Though a successor has still not been announced for artistic director Anthony Clark, who departs next month, Hampstead Theatre has today announced its spring 2010 season. In addition to the already announced Royal Shakespeare Company productions of David Greig’s Dunsinane and Dennis Kelly’s The Gods Weep (See News, 3 Sep 2009), and the star-studded 150th birthday jubilee in honour of Anton Chekhov (See News, 2 Dec 2009), the programme includes new plays by Sebastian Barry, directed by Max Stafford-Clark, and Jonathan Harvey.

Clark announced in June that he would be stepping down at the end of this year’s 50th anniversary season, after seven – sometimes rocky - years in charge of the new writing centre (See News, 30 Jun 2009). He took over in 2003, just after the theatre had moved into its new purpose-built £15.7 million state-of-the-art facility in Swiss Cottage, north London.

Recruitment began over the summer for Clark’s successor. Typically, an announcement would have already been made and a handover period arranged. Names that have been bandied about as possible candidates include regular West End directors Lindsay Posner, David Grindley, Anna Mackmin and Thea Sharrock (who has previously run the Gate and Southwark Playhouse), Bush artistic director Josie Rourke, Royal Court associate Ramin Gray and Roger Michell, who is now better known for his screen credits on the likes of Notting Hill and Enduring Love.

The announcement of Clark’s successor is now expected in early January. In a press statement today, Hampstead executive director Rebecca Morland said: ““We are very sad to be losing Anthony in January. His legacy to us is a host of new writing awards, a thriving creative learning programme, a 50-year-old company, which has successfully doubled in size and output since moving into its new home, and strong connections with new writing companies throughout the country.”


After A Jubilee for Anton Chekhov, running from 18 to 23 January 2010, with each evening featuring a different selection of works, the two RSC productions will move in to the main house successively.

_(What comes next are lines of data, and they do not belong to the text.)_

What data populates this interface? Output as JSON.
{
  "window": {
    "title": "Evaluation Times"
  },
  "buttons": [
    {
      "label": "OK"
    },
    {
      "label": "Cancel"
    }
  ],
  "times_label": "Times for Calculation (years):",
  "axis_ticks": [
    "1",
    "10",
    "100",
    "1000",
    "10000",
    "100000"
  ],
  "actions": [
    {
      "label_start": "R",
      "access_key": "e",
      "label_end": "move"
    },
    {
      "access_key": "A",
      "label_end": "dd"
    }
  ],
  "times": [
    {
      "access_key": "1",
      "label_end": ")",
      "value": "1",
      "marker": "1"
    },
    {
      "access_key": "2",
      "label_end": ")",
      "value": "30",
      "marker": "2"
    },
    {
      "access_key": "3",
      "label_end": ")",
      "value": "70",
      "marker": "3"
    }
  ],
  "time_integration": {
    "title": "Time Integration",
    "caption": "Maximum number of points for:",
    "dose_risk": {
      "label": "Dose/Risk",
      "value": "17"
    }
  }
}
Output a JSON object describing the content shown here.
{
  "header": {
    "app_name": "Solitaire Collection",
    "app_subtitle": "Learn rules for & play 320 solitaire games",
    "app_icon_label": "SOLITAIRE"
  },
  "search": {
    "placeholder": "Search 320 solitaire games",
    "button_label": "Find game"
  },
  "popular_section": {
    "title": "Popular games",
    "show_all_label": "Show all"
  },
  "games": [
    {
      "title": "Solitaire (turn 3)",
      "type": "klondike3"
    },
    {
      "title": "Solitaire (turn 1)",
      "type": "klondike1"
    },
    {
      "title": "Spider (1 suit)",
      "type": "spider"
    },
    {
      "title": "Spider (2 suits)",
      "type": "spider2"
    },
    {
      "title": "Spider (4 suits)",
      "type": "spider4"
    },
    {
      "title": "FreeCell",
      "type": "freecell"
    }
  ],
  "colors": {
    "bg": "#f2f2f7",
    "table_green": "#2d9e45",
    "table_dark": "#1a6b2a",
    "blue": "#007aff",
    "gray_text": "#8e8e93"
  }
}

Greig’s Dunsinane, which takes its title from a place in Scotland that’s also mentioned in Macbeth, is billed as a “vision of one man’s desire to restore peace in a country ravaged by war”. It’s set in 11th-century Scotland, where an English army sweeps in to take the seat of power and a commanding offer attempts to negotiate. It’s directed by Roxana Silbert and runs at Hampstead from 17 February to 6 March 2010 (previews from 10 February).

Kelly’s The Gods Weep focuses on the life of a CEO whose global business may have grown to a scale that’s uncontainable. It’s directed by Maria Aberg and runs at Hampstead from 17 March to 3 April 2010 (previews from 11 March).

The Out of Joint production of Sebastian Barry’s latest play Andersen's English, directed by Out of Joint artistic director Max Stafford-Clark, concludes its tour at Hampstead, where it runs from 8 April to 8 May 2010 (preview 7 April). Celebrated children's writer Hans Christian Andersen arrives, unannounced, at the apparently blissful family home of Charles Dickens. With his broken English, Andersen doesn't at first see the storms brewing: undeclared passions, a son about to go to India, and a growing strangeness at the heart of Dickens' marriage.

Irishman Sebastian Barry’s other plays include The Steward of Christendom, Our Lady of Sligo and Hinterland. His recent novel The Secret Scripture won the 2008 Costa Prize and was shortlisted for last year’s Booker Prize.

The cast for Andersen's English includes Niamh Cusack, Lisa Kerr, Rose Leslie, Alastair Mavor, Kathryn O'Reilly, David Rintoul and Danny Sapani. Prior to Hampstead, Andersen's English opens on 11 February 2010 at the Theatre Royal Bury St Edmunds and then visits Southampton, Leeds, Manchester, Coventry, Salisbury and Clwyd.

It’s followed at Hampstead, from 17 May to 12 June 2010, by the premiere of Canary, the new play by Beautiful Thing author Jonathan Harvey, which is co-produced by Hampstead, Liverpool Everyman and Playhouse and English Touring Theatre and directed by Hettie MacDonald. Set in Liverpool and London over five decades, the hard-hitting tale of forbidden love explores changing attitudes to homosexuality. It’s advised for ages 16+. Canary opens first in Liverpool, from 23 April to 15 May, and embarks on a regional tour after Hampstead.

Also at Hampstead this spring, Penelope Skinner premieres a new play called Scarlet Circus, which was commissioned by and written for the 14- to 18-year-old members of Hampstead’s young company Heat&Light. It runs in the theatre’s Michael Frayn Space from 25 to 27 March.